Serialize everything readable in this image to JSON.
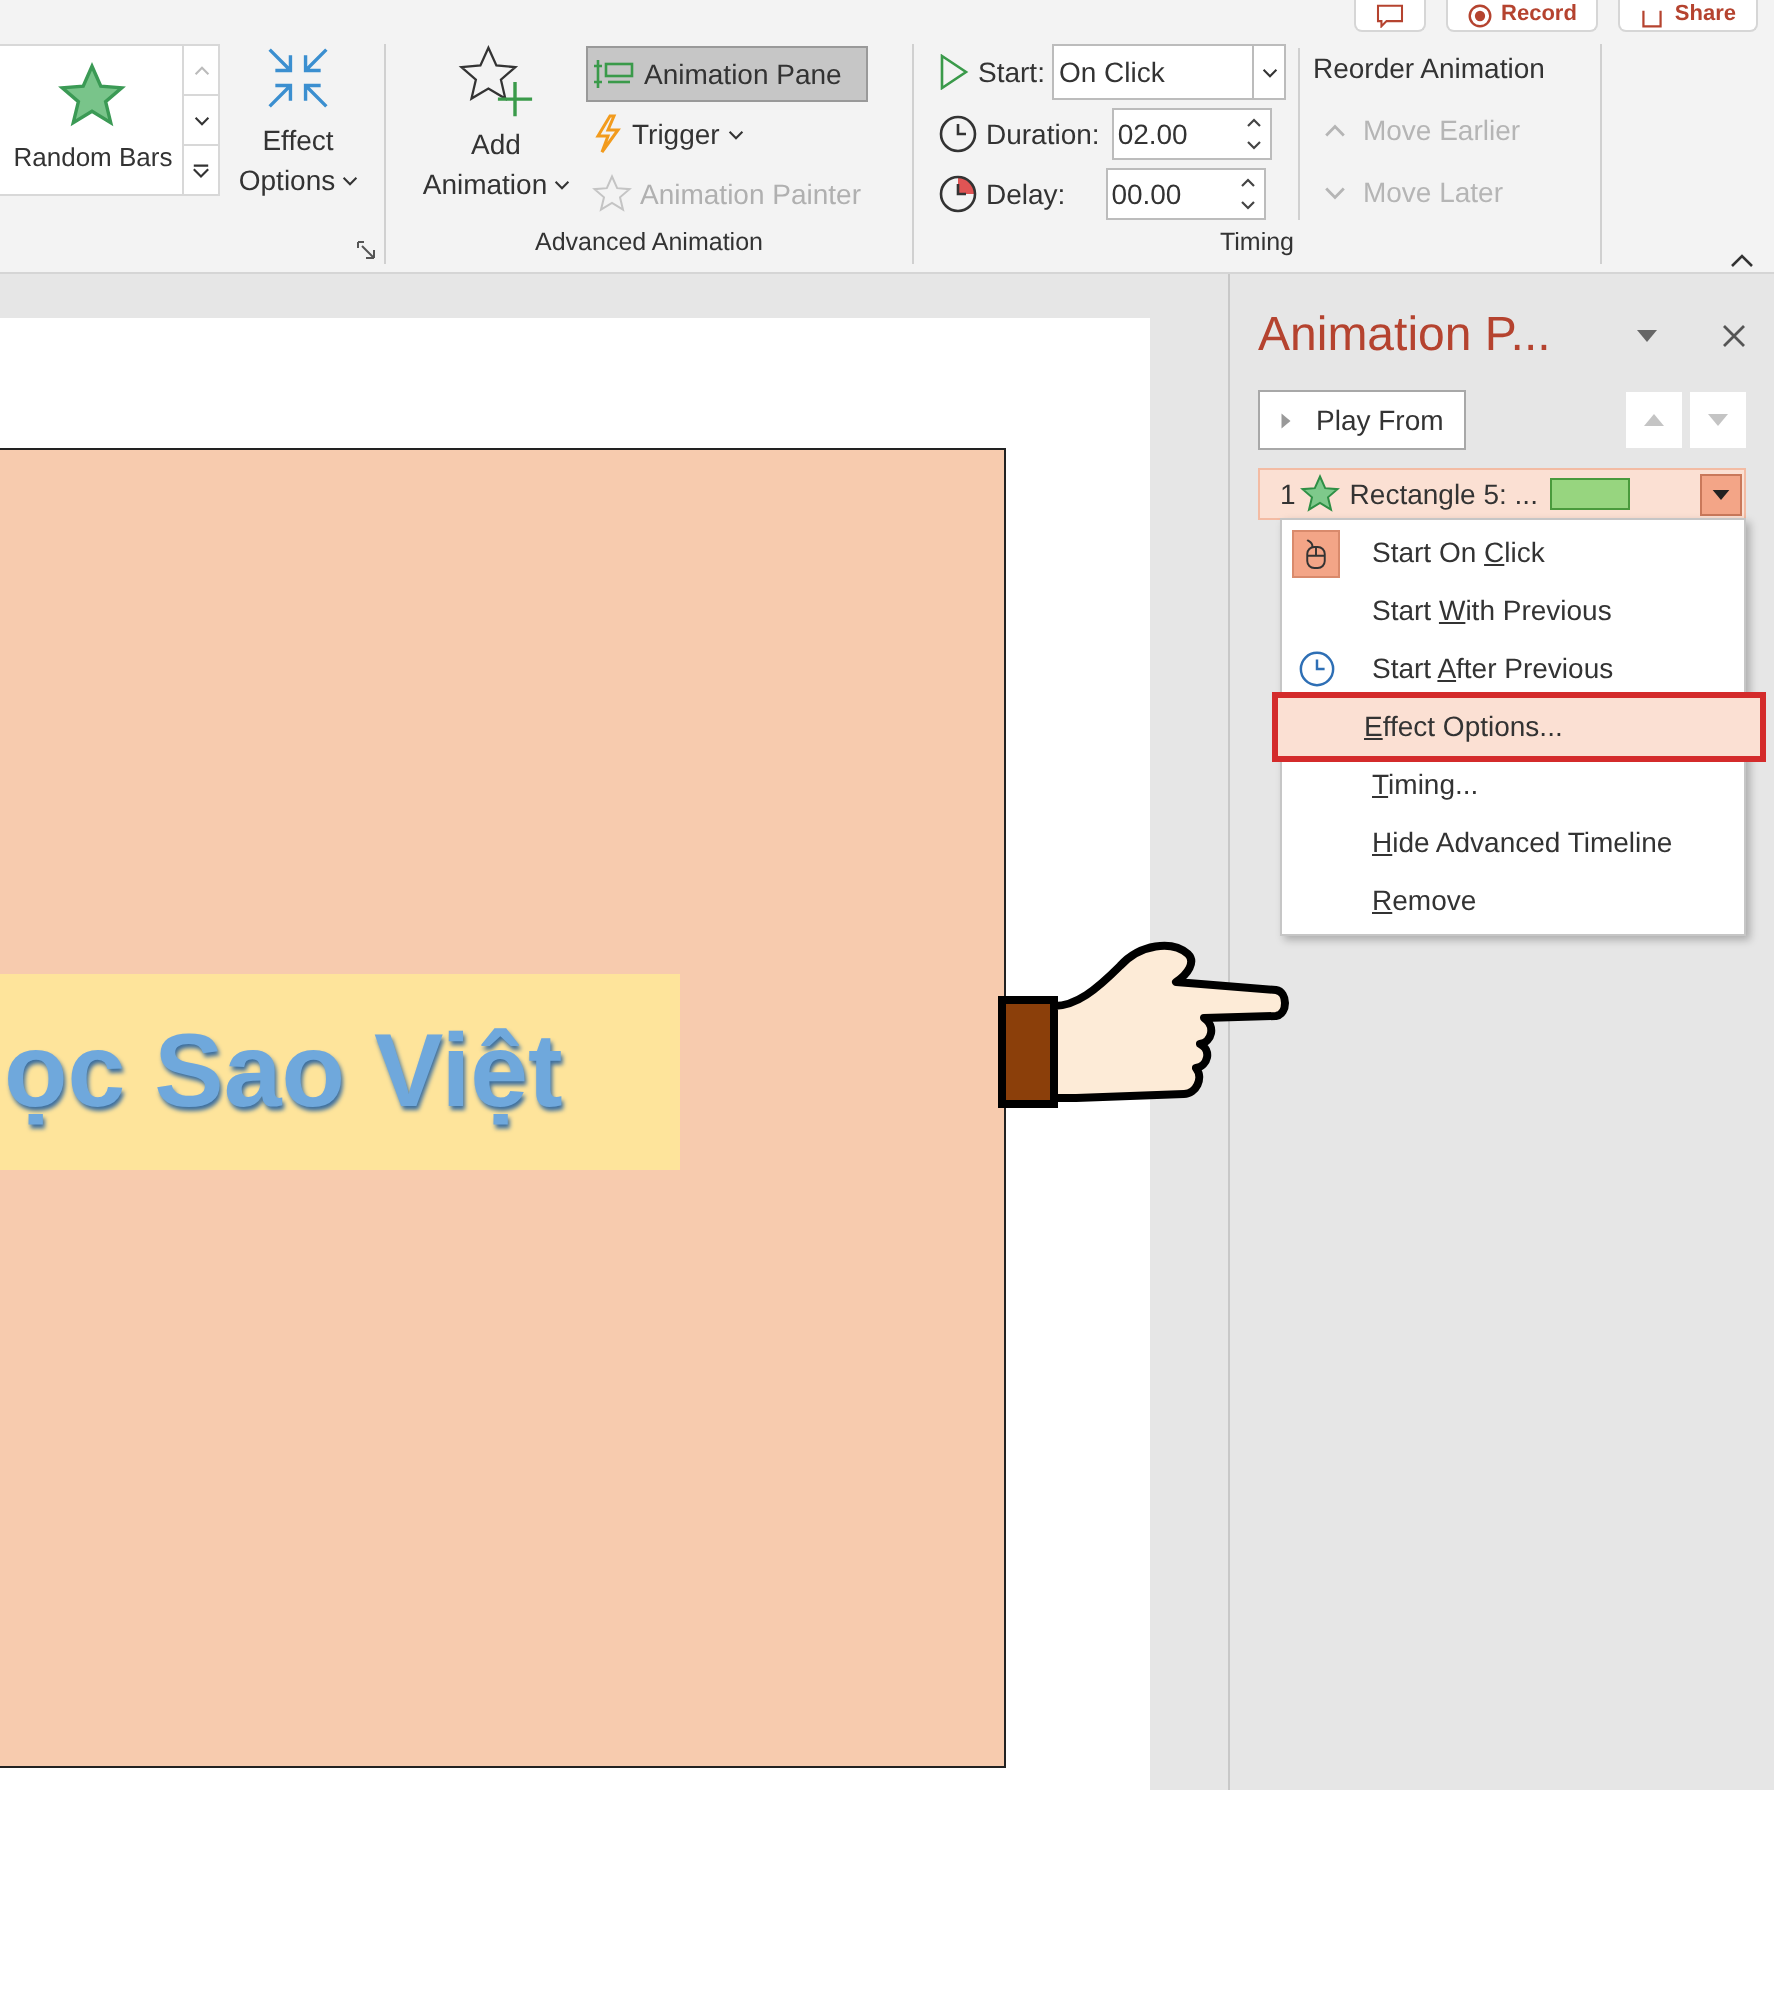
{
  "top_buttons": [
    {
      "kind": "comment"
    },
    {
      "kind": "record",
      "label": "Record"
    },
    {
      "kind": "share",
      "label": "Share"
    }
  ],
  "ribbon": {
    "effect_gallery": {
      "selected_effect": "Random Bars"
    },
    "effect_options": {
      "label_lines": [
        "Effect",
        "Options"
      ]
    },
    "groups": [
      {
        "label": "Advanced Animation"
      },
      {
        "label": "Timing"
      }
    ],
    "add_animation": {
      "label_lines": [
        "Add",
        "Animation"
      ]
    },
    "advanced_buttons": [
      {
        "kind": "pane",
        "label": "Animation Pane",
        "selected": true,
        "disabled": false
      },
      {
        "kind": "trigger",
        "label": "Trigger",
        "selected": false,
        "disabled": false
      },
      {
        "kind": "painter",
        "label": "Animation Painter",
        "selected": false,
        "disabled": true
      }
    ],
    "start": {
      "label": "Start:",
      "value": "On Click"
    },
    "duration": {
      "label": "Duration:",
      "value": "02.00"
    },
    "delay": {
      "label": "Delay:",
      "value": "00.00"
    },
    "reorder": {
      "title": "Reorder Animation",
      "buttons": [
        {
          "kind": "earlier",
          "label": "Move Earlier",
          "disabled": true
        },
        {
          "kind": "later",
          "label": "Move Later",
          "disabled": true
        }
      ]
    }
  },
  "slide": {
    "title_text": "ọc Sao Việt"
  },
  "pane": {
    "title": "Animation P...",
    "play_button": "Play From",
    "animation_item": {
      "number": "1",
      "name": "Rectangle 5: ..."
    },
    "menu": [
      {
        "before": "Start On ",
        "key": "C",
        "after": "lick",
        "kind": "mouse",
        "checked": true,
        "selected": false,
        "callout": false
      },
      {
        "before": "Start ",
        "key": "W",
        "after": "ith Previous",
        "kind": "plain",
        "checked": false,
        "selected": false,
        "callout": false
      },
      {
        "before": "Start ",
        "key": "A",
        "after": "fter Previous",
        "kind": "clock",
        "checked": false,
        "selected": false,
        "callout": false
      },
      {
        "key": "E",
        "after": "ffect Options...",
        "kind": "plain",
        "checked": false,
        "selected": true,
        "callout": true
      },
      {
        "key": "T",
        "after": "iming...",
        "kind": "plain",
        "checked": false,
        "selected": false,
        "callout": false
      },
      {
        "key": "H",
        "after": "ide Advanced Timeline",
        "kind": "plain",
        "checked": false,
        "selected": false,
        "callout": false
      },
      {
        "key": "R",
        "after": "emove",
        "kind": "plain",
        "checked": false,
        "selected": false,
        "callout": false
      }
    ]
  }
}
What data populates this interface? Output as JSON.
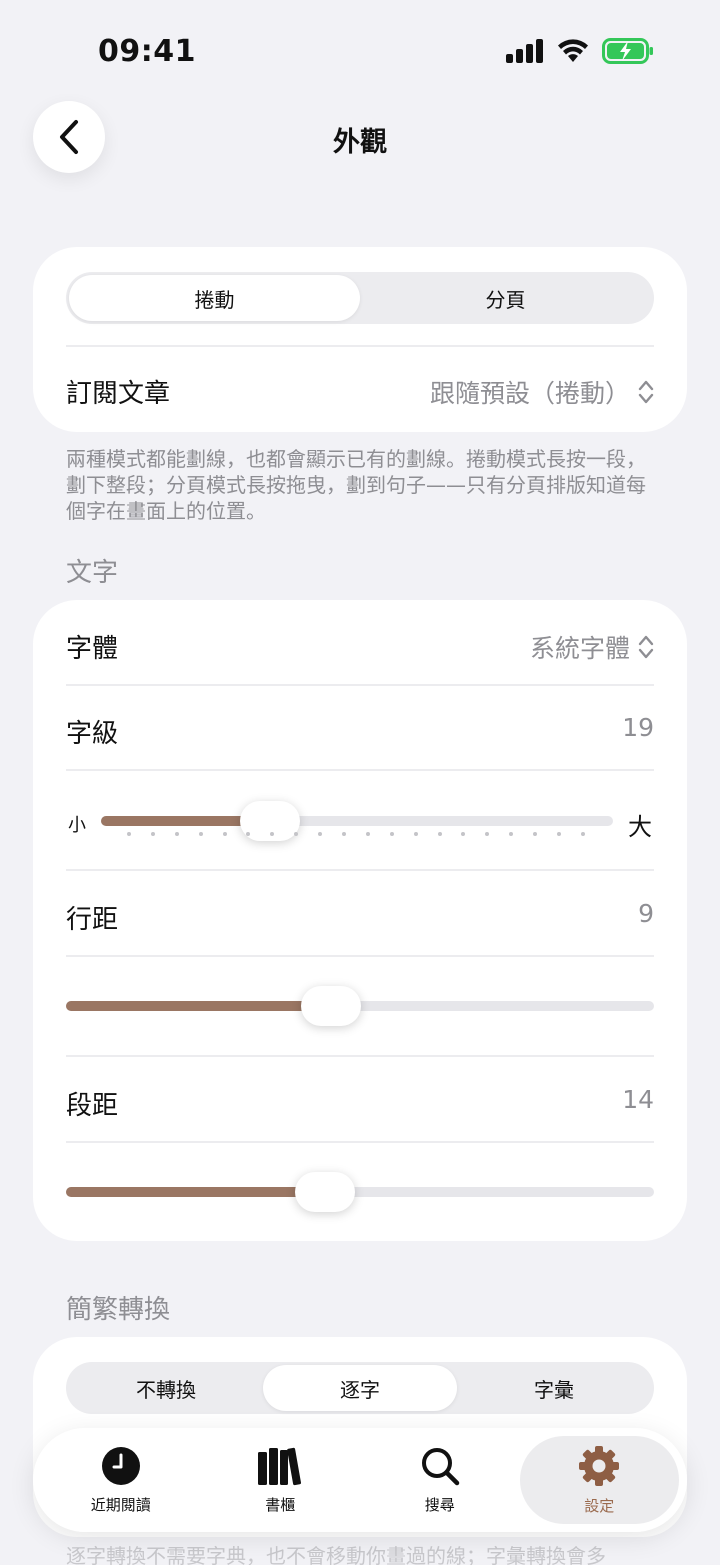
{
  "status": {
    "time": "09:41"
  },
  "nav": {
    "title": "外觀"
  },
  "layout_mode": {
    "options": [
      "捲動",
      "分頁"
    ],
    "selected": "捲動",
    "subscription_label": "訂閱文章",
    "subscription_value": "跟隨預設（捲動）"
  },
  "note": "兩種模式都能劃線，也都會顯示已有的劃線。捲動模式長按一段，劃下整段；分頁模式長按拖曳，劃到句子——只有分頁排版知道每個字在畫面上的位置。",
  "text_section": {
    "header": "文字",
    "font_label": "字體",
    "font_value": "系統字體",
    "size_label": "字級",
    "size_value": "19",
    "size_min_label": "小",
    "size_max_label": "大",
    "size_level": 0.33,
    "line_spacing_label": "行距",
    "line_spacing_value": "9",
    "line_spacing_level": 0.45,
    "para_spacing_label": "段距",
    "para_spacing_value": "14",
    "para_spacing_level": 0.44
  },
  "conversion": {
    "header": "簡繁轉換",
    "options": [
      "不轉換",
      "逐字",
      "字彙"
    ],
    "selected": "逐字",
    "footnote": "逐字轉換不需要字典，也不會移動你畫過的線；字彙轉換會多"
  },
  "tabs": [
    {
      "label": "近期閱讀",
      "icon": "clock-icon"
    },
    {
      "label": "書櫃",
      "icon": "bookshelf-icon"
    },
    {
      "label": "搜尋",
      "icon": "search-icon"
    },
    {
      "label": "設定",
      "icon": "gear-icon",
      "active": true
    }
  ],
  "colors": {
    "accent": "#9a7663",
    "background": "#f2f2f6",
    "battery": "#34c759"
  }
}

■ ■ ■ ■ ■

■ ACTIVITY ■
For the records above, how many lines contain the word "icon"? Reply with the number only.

■ TASK OUTPUT ■
4